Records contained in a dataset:
**********

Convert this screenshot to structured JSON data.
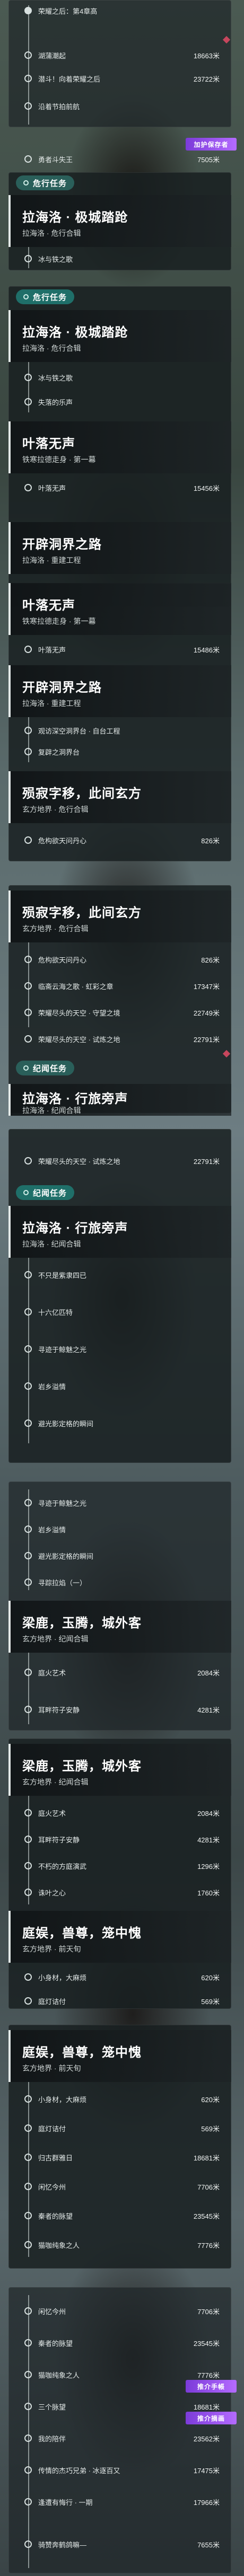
{
  "top": {
    "rows": [
      {
        "label": "荣耀之后：第4章高",
        "dist": ""
      },
      {
        "label": "湖蒲潮起",
        "dist": "18663米"
      },
      {
        "label": "潜斗！向着荣耀之后",
        "dist": "23722米"
      },
      {
        "label": "沿着节拍前航",
        "dist": ""
      },
      {
        "label": "勇者斗失王",
        "dist": "7505米"
      }
    ],
    "badge": "加护保存者"
  },
  "s1": {
    "header": "危行任务",
    "card": {
      "title": "拉海洛 · 极城踏跄",
      "sub": "拉海洛 · 危行合辑"
    },
    "rows": [
      {
        "label": "冰与铁之歌",
        "dist": ""
      }
    ]
  },
  "s2": {
    "header": "危行任务",
    "card1": {
      "title": "拉海洛 · 极城踏跄",
      "sub": "拉海洛 · 危行合辑"
    },
    "rows_a": [
      {
        "label": "冰与铁之歌",
        "dist": ""
      },
      {
        "label": "失落的乐声",
        "dist": ""
      }
    ],
    "card2": {
      "title": "叶落无声",
      "sub": "铁寒拉德走身 · 第一幕"
    },
    "rows_b": [
      {
        "label": "叶落无声",
        "dist": "15456米"
      }
    ],
    "card3": {
      "title": "开辟洞界之路",
      "sub": "拉海洛 · 重建工程"
    }
  },
  "s3": {
    "card1": {
      "title": "叶落无声",
      "sub": "铁寒拉德走身 · 第一幕"
    },
    "rows_a": [
      {
        "label": "叶落无声",
        "dist": "15486米"
      }
    ],
    "card2": {
      "title": "开辟洞界之路",
      "sub": "拉海洛 · 重建工程"
    },
    "rows_b": [
      {
        "label": "观访深空洞界台 · 自台工程",
        "dist": ""
      },
      {
        "label": "复辟之洞界台",
        "dist": ""
      }
    ],
    "card3": {
      "title": "殒寂字移，此间玄方",
      "sub": "玄方地界 · 危行合辑"
    },
    "rows_c": [
      {
        "label": "危构欲天问丹心",
        "dist": "826米"
      }
    ]
  },
  "s4": {
    "card1": {
      "title": "殒寂字移，此间玄方",
      "sub": "玄方地界 · 危行合辑"
    },
    "rows": [
      {
        "label": "危构欲天问丹心",
        "dist": "826米"
      },
      {
        "label": "临斋云海之歌 · 虹彩之章",
        "dist": "17347米"
      },
      {
        "label": "荣耀尽头的天空 · 守望之境",
        "dist": "22749米"
      },
      {
        "label": "荣耀尽头的天空 · 试炼之地",
        "dist": "22791米"
      }
    ],
    "header2": "纪闻任务",
    "card2": {
      "title": "拉海洛 · 行旅旁声",
      "sub": "拉海洛 · 纪闻合辑"
    }
  },
  "s5": {
    "rows": [
      {
        "label": "荣耀尽头的天空 · 试炼之地",
        "dist": "22791米"
      }
    ],
    "header": "纪闻任务",
    "card1": {
      "title": "拉海洛 · 行旅旁声",
      "sub": "拉海洛 · 纪闻合辑"
    },
    "rows_a": [
      {
        "label": "不只是紫隶四已",
        "dist": ""
      },
      {
        "label": "十六亿匹特",
        "dist": ""
      },
      {
        "label": "寻迹于鲸魅之光",
        "dist": ""
      },
      {
        "label": "岩乡溢情",
        "dist": ""
      },
      {
        "label": "避光影定格的瞬间",
        "dist": ""
      }
    ]
  },
  "s6": {
    "rows_a": [
      {
        "label": "寻迹于鲸魅之光",
        "dist": ""
      },
      {
        "label": "岩乡溢情",
        "dist": ""
      },
      {
        "label": "避光影定格的瞬间",
        "dist": ""
      },
      {
        "label": "寻踪拉焰（一）",
        "dist": ""
      }
    ],
    "card1": {
      "title": "梁鹿，玉腾，城外客",
      "sub": "玄方地界 · 纪闻合辑"
    },
    "rows_b": [
      {
        "label": "庭火艺术",
        "dist": "2084米"
      },
      {
        "label": "耳畔符子安静",
        "dist": "4281米"
      }
    ]
  },
  "s7": {
    "card1": {
      "title": "梁鹿，玉腾，城外客",
      "sub": "玄方地界 · 纪闻合辑"
    },
    "rows_a": [
      {
        "label": "庭火艺术",
        "dist": "2084米"
      },
      {
        "label": "耳畔符子安静",
        "dist": "4281米"
      },
      {
        "label": "不朽的方庭演武",
        "dist": "1296米"
      },
      {
        "label": "诛叶之心",
        "dist": "1760米"
      }
    ],
    "card2": {
      "title": "庭娱，兽尊，笼中愧",
      "sub": "玄方地界 · 前天旬"
    },
    "rows_b": [
      {
        "label": "小身材，大麻烦",
        "dist": "620米"
      },
      {
        "label": "庭灯诘付",
        "dist": "569米"
      }
    ]
  },
  "s8": {
    "card1": {
      "title": "庭娱，兽尊，笼中愧",
      "sub": "玄方地界 · 前天旬"
    },
    "rows_a": [
      {
        "label": "小身材，大麻烦",
        "dist": "620米"
      },
      {
        "label": "庭灯诘付",
        "dist": "569米"
      },
      {
        "label": "归古群雅日",
        "dist": "18681米"
      },
      {
        "label": "闲忆今州",
        "dist": "7706米"
      },
      {
        "label": "秦者的脉望",
        "dist": "23545米"
      },
      {
        "label": "猫咖纯象之人",
        "dist": "7776米"
      }
    ]
  },
  "s9": {
    "rows_a": [
      {
        "label": "闲忆今州",
        "dist": "7706米"
      },
      {
        "label": "秦者的脉望",
        "dist": "23545米"
      },
      {
        "label": "猫咖纯象之人",
        "dist": "7776米"
      },
      {
        "label": "三个脉望",
        "dist": "18681米"
      },
      {
        "label": "我的陪伴",
        "dist": "23562米"
      },
      {
        "label": "传情的杰巧兄弟 · 冰逐百又",
        "dist": "17475米"
      },
      {
        "label": "逢遭有悔行 · 一期",
        "dist": "17966米"
      },
      {
        "label": "骑赞奔鹤鸽嘛—",
        "dist": "7655米"
      }
    ],
    "badge1": "推介手帳",
    "badge2": "推介摘画"
  }
}
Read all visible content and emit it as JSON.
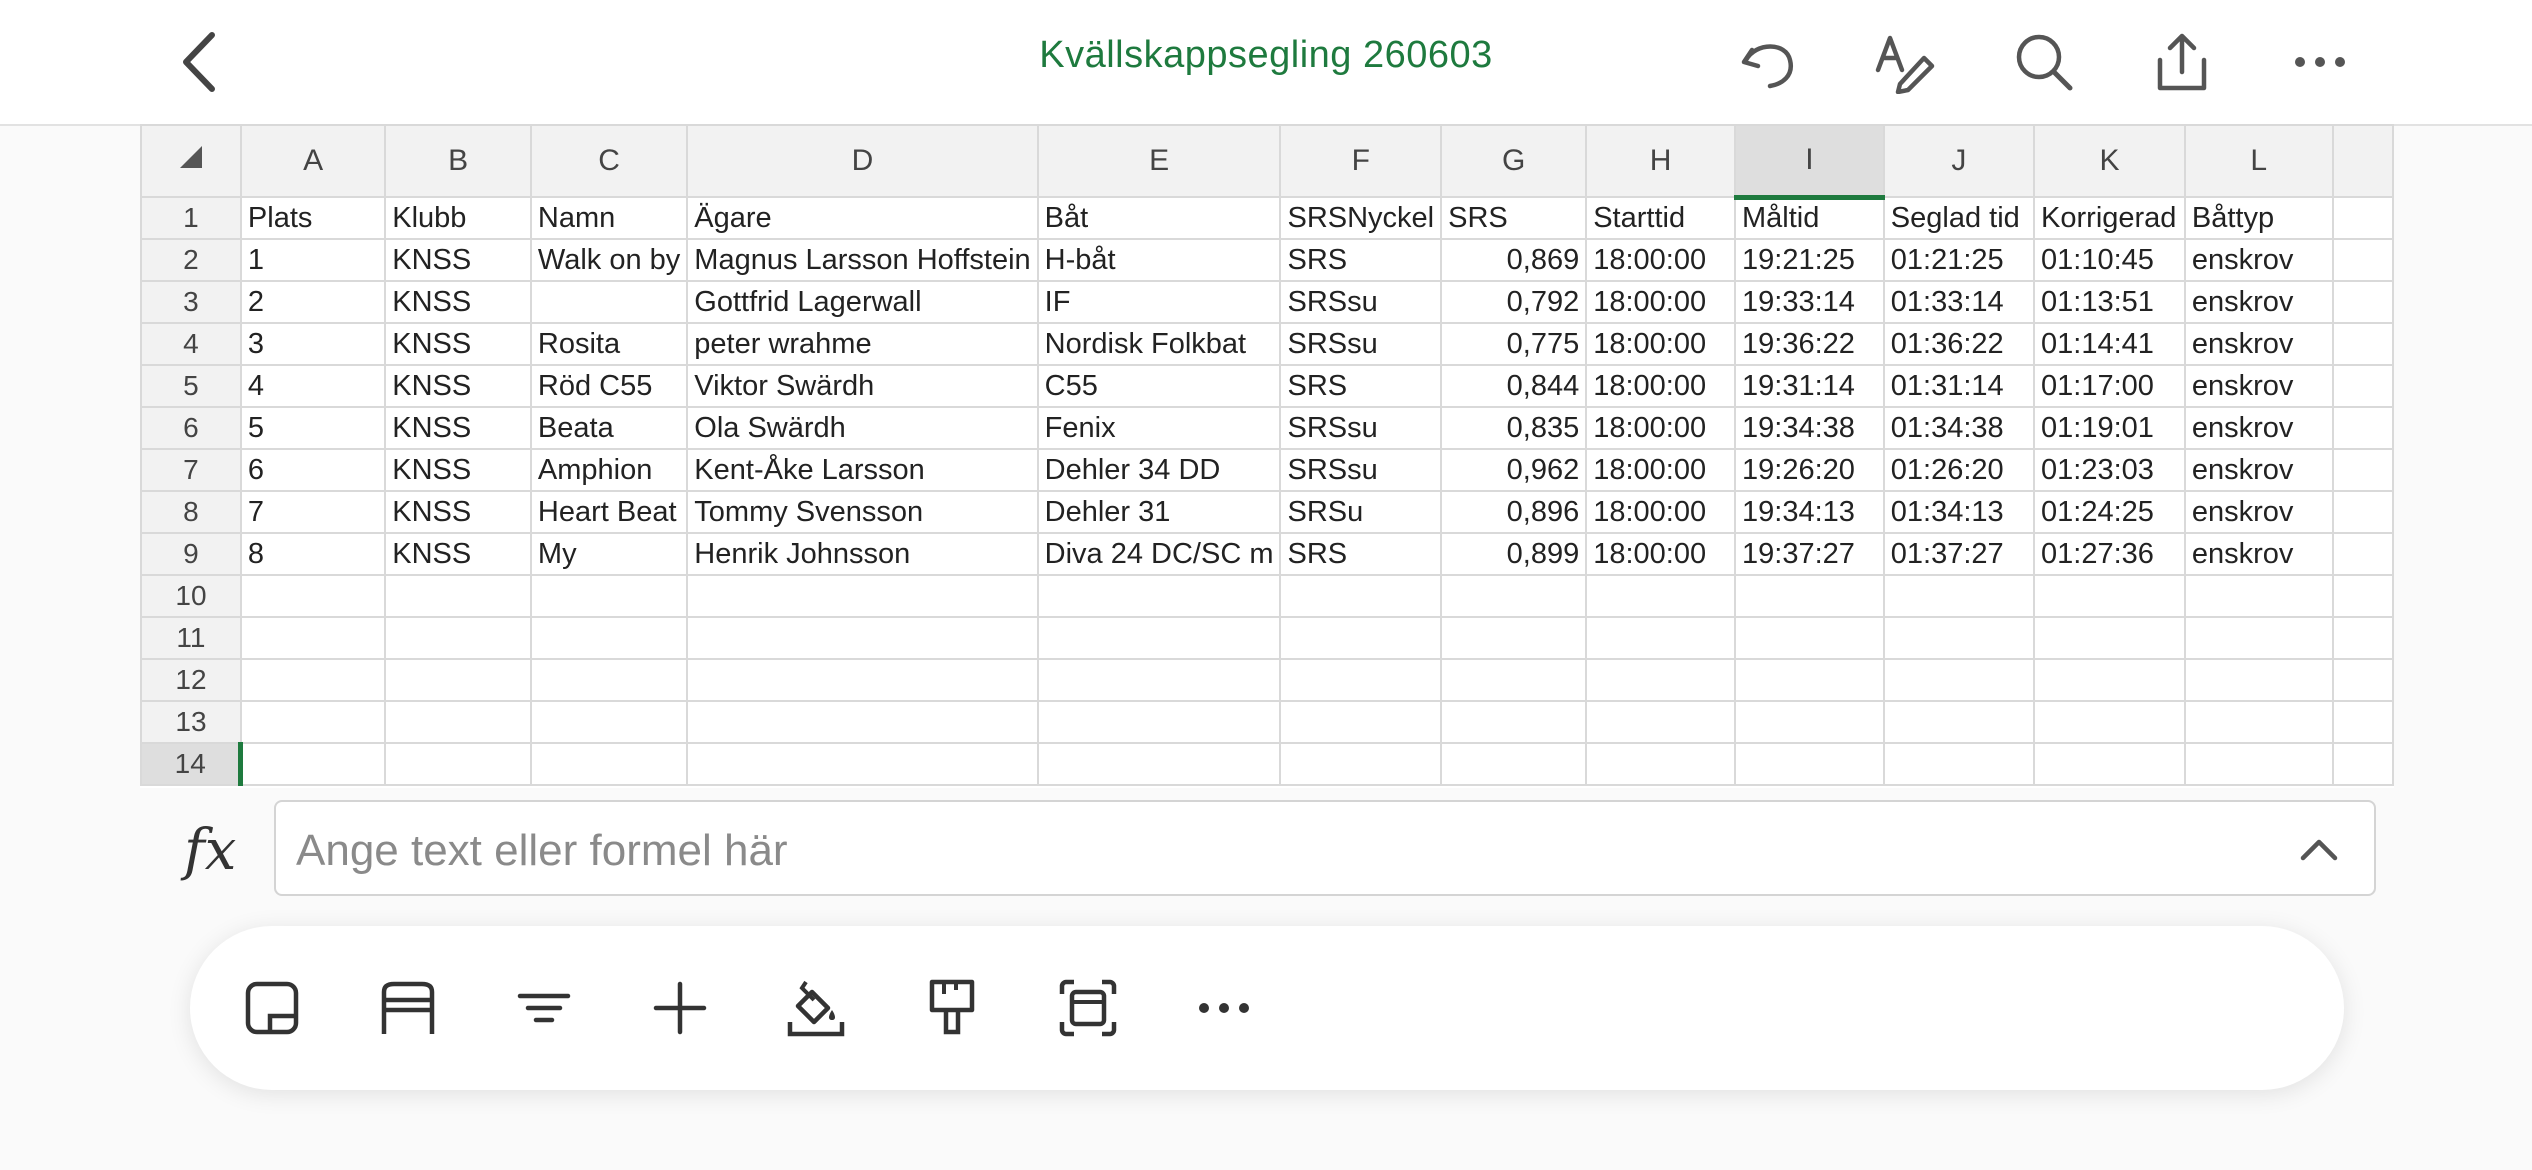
{
  "header": {
    "title": "Kvällskappsegling 260603",
    "back_icon": "chevron-left-icon",
    "icons": [
      "undo-icon",
      "draw-icon",
      "search-icon",
      "share-icon",
      "more-icon"
    ],
    "accent_color": "#1e7a3e"
  },
  "sheet": {
    "columns": [
      "A",
      "B",
      "C",
      "D",
      "E",
      "F",
      "G",
      "H",
      "I",
      "J",
      "K",
      "L"
    ],
    "selected_column": "I",
    "selected_row": "14",
    "row_numbers": [
      "1",
      "2",
      "3",
      "4",
      "5",
      "6",
      "7",
      "8",
      "9",
      "10",
      "11",
      "12",
      "13",
      "14"
    ],
    "rows": [
      [
        "Plats",
        "Klubb",
        "Namn",
        "Ägare",
        "Båt",
        "SRSNyckel",
        "SRS",
        "Starttid",
        "Måltid",
        "Seglad tid",
        "Korrigerad",
        "Båttyp"
      ],
      [
        "1",
        "KNSS",
        "Walk on by",
        "Magnus Larsson Hoffstein",
        "H-båt",
        "SRS",
        "0,869",
        "18:00:00",
        "19:21:25",
        "01:21:25",
        "01:10:45",
        "enskrov"
      ],
      [
        "2",
        "KNSS",
        "",
        "Gottfrid Lagerwall",
        "IF",
        "SRSsu",
        "0,792",
        "18:00:00",
        "19:33:14",
        "01:33:14",
        "01:13:51",
        "enskrov"
      ],
      [
        "3",
        "KNSS",
        "Rosita",
        "peter wrahme",
        "Nordisk Folkbat",
        "SRSsu",
        "0,775",
        "18:00:00",
        "19:36:22",
        "01:36:22",
        "01:14:41",
        "enskrov"
      ],
      [
        "4",
        "KNSS",
        "Röd C55",
        "Viktor Swärdh",
        "C55",
        "SRS",
        "0,844",
        "18:00:00",
        "19:31:14",
        "01:31:14",
        "01:17:00",
        "enskrov"
      ],
      [
        "5",
        "KNSS",
        "Beata",
        "Ola Swärdh",
        "Fenix",
        "SRSsu",
        "0,835",
        "18:00:00",
        "19:34:38",
        "01:34:38",
        "01:19:01",
        "enskrov"
      ],
      [
        "6",
        "KNSS",
        "Amphion",
        "Kent-Åke Larsson",
        "Dehler 34 DD",
        "SRSsu",
        "0,962",
        "18:00:00",
        "19:26:20",
        "01:26:20",
        "01:23:03",
        "enskrov"
      ],
      [
        "7",
        "KNSS",
        "Heart Beat",
        "Tommy Svensson",
        "Dehler 31",
        "SRSu",
        "0,896",
        "18:00:00",
        "19:34:13",
        "01:34:13",
        "01:24:25",
        "enskrov"
      ],
      [
        "8",
        "KNSS",
        "My",
        "Henrik Johnsson",
        "Diva 24 DC/SC m",
        "SRS",
        "0,899",
        "18:00:00",
        "19:37:27",
        "01:37:27",
        "01:27:36",
        "enskrov"
      ],
      [
        "",
        "",
        "",
        "",
        "",
        "",
        "",
        "",
        "",
        "",
        "",
        ""
      ],
      [
        "",
        "",
        "",
        "",
        "",
        "",
        "",
        "",
        "",
        "",
        "",
        ""
      ],
      [
        "",
        "",
        "",
        "",
        "",
        "",
        "",
        "",
        "",
        "",
        "",
        ""
      ],
      [
        "",
        "",
        "",
        "",
        "",
        "",
        "",
        "",
        "",
        "",
        "",
        ""
      ],
      [
        "",
        "",
        "",
        "",
        "",
        "",
        "",
        "",
        "",
        "",
        "",
        ""
      ]
    ]
  },
  "formula_bar": {
    "label": "fx",
    "placeholder": "Ange text eller formel här"
  },
  "toolbar": {
    "icons": [
      "cell-format-icon",
      "row-format-icon",
      "filter-icon",
      "insert-icon",
      "fill-color-icon",
      "format-painter-icon",
      "select-range-icon",
      "more-options-icon"
    ]
  }
}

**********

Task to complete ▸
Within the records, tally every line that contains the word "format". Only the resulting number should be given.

Response to the exercise ▸
3